*** DATA TO USE Section Begins ***

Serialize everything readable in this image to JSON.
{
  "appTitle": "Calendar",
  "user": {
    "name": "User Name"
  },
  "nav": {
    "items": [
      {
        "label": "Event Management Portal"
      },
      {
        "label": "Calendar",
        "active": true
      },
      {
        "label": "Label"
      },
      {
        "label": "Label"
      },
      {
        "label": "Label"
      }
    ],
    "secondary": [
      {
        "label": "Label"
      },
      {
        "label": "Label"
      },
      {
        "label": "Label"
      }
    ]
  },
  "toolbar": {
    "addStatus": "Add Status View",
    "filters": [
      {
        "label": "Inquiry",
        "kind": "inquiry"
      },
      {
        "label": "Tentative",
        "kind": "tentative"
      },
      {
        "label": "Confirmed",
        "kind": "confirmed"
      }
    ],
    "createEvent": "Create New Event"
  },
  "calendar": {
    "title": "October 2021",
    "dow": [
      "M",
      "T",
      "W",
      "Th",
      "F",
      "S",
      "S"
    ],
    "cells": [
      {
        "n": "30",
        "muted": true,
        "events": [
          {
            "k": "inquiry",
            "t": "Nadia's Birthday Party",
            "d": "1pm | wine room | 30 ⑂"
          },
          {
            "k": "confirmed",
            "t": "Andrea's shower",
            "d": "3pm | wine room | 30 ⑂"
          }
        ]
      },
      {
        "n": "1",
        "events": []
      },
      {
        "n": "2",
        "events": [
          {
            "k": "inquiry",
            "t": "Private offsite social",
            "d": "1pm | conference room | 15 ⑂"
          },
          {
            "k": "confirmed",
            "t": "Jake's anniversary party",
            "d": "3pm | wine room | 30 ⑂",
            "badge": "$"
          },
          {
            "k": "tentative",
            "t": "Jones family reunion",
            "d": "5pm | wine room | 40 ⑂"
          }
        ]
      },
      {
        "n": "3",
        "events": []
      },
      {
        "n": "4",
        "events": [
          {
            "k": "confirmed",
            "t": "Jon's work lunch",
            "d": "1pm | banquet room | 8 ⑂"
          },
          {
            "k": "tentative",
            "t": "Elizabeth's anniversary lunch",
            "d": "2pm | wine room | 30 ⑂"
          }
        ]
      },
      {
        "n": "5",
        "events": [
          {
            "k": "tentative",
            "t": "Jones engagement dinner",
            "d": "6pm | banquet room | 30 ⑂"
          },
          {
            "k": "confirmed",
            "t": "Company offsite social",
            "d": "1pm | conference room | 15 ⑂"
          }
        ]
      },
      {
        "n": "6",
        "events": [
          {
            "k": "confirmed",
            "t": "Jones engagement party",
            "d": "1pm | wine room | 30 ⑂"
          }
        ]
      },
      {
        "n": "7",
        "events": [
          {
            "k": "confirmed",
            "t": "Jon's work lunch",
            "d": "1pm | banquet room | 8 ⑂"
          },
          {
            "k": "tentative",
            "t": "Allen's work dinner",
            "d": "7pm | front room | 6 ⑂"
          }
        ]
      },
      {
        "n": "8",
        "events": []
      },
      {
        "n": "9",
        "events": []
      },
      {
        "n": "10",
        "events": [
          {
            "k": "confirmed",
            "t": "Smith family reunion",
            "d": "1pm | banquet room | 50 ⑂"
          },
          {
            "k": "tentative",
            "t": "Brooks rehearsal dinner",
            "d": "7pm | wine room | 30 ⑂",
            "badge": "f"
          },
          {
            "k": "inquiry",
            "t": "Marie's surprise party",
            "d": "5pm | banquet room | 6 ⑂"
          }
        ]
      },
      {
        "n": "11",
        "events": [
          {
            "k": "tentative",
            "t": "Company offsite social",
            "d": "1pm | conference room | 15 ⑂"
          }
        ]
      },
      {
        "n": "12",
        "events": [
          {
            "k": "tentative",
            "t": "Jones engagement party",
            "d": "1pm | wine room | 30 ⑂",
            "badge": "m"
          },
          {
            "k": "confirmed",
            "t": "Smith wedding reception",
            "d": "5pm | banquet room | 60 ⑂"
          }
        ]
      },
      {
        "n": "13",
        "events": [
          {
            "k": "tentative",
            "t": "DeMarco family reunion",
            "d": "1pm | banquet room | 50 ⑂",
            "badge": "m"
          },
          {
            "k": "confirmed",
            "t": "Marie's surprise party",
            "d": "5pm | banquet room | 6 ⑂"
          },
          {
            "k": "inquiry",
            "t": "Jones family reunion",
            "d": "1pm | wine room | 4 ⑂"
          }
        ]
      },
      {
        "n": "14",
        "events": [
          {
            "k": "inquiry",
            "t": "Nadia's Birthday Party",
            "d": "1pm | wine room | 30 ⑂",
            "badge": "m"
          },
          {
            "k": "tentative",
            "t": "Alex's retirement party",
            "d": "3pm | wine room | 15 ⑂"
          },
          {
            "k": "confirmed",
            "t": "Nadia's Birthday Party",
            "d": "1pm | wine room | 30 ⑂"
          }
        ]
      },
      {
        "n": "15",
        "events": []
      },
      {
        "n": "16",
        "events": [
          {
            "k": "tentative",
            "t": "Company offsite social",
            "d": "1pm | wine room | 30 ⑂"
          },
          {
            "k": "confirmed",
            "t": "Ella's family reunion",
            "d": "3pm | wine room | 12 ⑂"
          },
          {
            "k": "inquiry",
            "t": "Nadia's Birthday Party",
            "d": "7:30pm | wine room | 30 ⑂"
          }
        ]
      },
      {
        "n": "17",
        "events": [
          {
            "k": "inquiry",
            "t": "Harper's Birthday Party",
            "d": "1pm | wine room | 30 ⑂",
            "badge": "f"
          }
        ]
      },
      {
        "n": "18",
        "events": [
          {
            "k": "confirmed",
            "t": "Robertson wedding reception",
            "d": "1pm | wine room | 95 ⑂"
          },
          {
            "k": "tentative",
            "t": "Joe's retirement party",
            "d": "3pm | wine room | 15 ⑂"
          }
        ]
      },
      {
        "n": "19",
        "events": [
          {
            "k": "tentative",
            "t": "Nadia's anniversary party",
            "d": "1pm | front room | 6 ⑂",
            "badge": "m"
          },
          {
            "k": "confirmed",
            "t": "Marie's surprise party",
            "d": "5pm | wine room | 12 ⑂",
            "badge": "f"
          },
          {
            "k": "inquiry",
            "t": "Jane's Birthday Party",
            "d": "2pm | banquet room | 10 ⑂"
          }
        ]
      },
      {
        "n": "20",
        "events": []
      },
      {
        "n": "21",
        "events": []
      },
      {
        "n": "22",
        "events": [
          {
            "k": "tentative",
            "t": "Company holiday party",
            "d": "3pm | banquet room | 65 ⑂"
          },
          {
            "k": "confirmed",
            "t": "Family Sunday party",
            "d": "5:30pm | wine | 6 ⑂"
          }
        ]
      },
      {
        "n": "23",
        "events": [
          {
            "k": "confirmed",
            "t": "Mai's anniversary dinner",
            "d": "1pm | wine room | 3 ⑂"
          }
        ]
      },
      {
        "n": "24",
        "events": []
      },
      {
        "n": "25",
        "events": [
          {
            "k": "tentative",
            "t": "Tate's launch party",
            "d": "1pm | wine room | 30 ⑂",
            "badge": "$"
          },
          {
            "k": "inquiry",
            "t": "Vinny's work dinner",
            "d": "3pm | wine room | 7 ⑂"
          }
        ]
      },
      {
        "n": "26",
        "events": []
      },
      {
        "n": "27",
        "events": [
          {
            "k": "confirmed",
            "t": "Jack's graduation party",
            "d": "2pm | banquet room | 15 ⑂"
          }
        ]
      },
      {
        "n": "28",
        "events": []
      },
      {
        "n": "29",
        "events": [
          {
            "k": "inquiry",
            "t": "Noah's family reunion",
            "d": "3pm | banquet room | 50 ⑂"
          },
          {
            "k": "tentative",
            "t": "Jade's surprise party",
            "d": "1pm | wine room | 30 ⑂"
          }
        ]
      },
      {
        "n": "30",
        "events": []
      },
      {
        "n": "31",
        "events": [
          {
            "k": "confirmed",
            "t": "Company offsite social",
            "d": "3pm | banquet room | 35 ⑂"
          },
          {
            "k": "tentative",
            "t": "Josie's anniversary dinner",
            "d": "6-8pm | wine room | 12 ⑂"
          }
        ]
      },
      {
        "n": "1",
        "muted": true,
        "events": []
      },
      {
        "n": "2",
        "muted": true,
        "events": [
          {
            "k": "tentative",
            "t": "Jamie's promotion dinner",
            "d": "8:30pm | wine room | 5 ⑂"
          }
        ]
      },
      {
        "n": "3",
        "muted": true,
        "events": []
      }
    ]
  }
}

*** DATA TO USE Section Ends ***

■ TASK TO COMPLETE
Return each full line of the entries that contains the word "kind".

■ SOLUTION FOR THIS EXERCISE
        "kind": "inquiry"
        "kind": "tentative"
        "kind": "confirmed"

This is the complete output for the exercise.